Pulling Back the Curtain, the Public Policy Forum’s December 2013 report assessing the needs of Milwaukee County’s major arts, cultural, recreational, and entertainment assets, left little doubt about the extensive nature of those needs.
The report emphasized that any call to action involving new or enhanced public funding also must weigh the region’s larger infrastructure challenges, as well as the public value placed on individual cultural and entertainment assets. It concluded, however, that if city leaders wish to build upon Milwaukee’s growing national reputation as a city that possesses both big city amenities and small town charm, then “additional public investment in its existing array of arts, cultural, and entertainment venues likely will be required.”
In this report, we explore the logical follow-up question: If there is a desire to pursue additional public investment in these regional assets, then what are effective options for doing so?
That question is not as simple as it may sound.

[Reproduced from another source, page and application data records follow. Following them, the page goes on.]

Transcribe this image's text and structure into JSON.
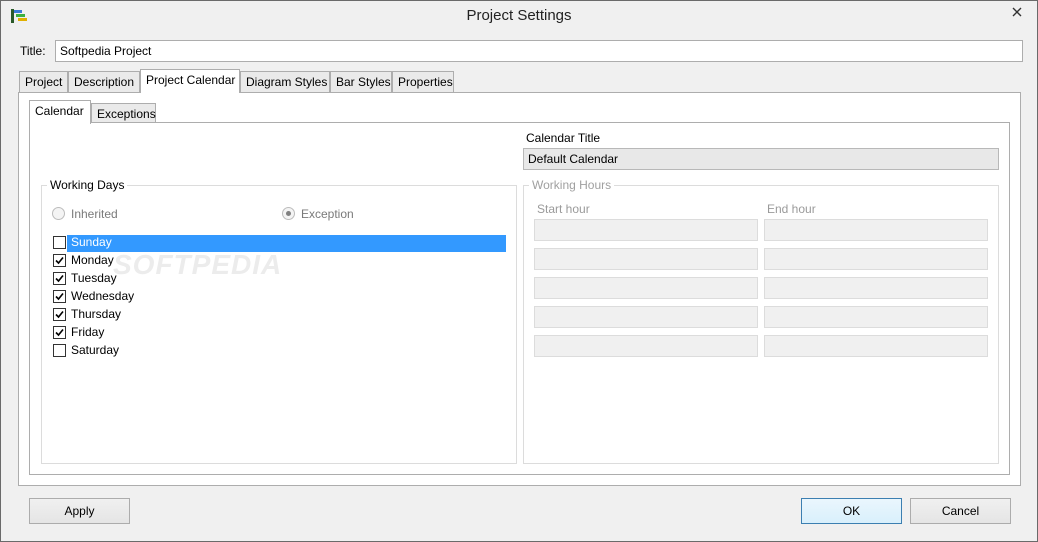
{
  "window": {
    "title": "Project Settings"
  },
  "title_field": {
    "label": "Title:",
    "value": "Softpedia Project"
  },
  "main_tabs": [
    {
      "label": "Project",
      "active": false
    },
    {
      "label": "Description",
      "active": false
    },
    {
      "label": "Project Calendar",
      "active": true
    },
    {
      "label": "Diagram Styles",
      "active": false
    },
    {
      "label": "Bar Styles",
      "active": false
    },
    {
      "label": "Properties",
      "active": false
    }
  ],
  "sub_tabs": [
    {
      "label": "Calendar",
      "active": true
    },
    {
      "label": "Exceptions",
      "active": false
    }
  ],
  "calendar_title": {
    "label": "Calendar Title",
    "value": "Default Calendar"
  },
  "working_days": {
    "legend": "Working Days",
    "radio_inherited": "Inherited",
    "radio_exception": "Exception",
    "selected_radio": "Exception",
    "days": [
      {
        "label": "Sunday",
        "checked": false,
        "selected": true
      },
      {
        "label": "Monday",
        "checked": true,
        "selected": false
      },
      {
        "label": "Tuesday",
        "checked": true,
        "selected": false
      },
      {
        "label": "Wednesday",
        "checked": true,
        "selected": false
      },
      {
        "label": "Thursday",
        "checked": true,
        "selected": false
      },
      {
        "label": "Friday",
        "checked": true,
        "selected": false
      },
      {
        "label": "Saturday",
        "checked": false,
        "selected": false
      }
    ]
  },
  "working_hours": {
    "legend": "Working Hours",
    "start_header": "Start hour",
    "end_header": "End hour",
    "rows": [
      {
        "start": "",
        "end": ""
      },
      {
        "start": "",
        "end": ""
      },
      {
        "start": "",
        "end": ""
      },
      {
        "start": "",
        "end": ""
      },
      {
        "start": "",
        "end": ""
      }
    ]
  },
  "buttons": {
    "apply": "Apply",
    "ok": "OK",
    "cancel": "Cancel"
  },
  "colors": {
    "selection": "#3399ff",
    "check": "#000000"
  },
  "watermark": "SOFTPEDIA"
}
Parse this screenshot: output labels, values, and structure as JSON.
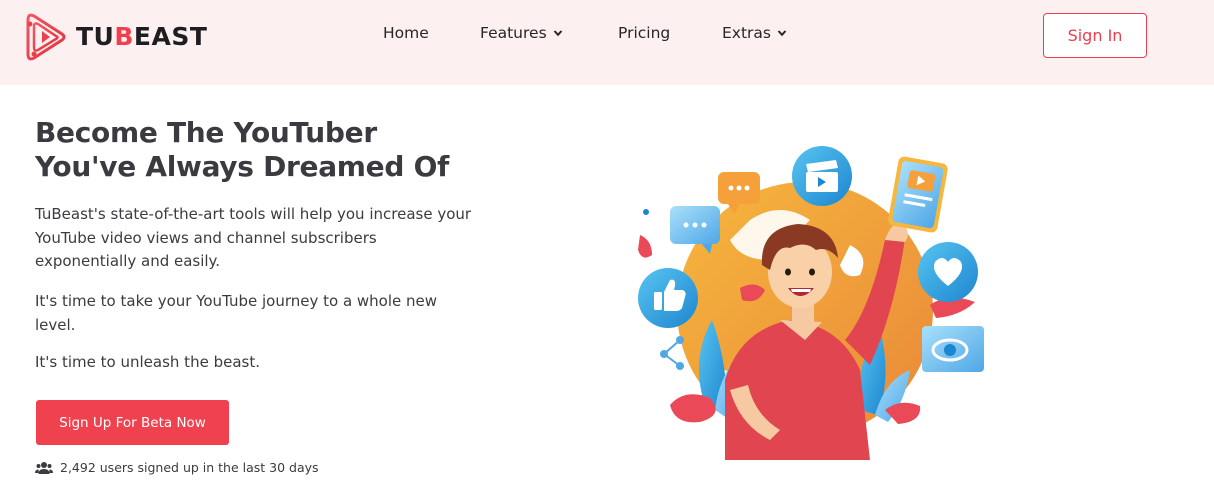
{
  "brand": {
    "logo_text_1": "TU",
    "logo_text_2": "B",
    "logo_text_3": "EAST",
    "accent_color": "#f0404f"
  },
  "nav": {
    "items": [
      {
        "label": "Home",
        "has_dropdown": false
      },
      {
        "label": "Features",
        "has_dropdown": true
      },
      {
        "label": "Pricing",
        "has_dropdown": false
      },
      {
        "label": "Extras",
        "has_dropdown": true
      }
    ],
    "signin_label": "Sign In"
  },
  "hero": {
    "title_line1": "Become The YouTuber",
    "title_line2": "You've Always Dreamed Of",
    "paragraph1": "TuBeast's state-of-the-art tools will help you increase your YouTube video views and channel subscribers exponentially and easily.",
    "paragraph2": "It's time to take your YouTube journey to a whole new level.",
    "paragraph3": "It's time to unleash the beast.",
    "cta_label": "Sign Up For Beta Now",
    "signup_count_text": "2,492 users signed up in the last 30 days"
  },
  "illustration": {
    "icons": [
      "chat-bubble-icon",
      "video-clapper-icon",
      "video-card-icon",
      "heart-icon",
      "like-icon",
      "eye-icon",
      "share-icon"
    ]
  }
}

As we discovered through our analysis of other metro areas that have implemented dedicated funding sources for cultural and entertainment assets, there are several distinct dedicated funding models that differ based on the community’s overall policy goals.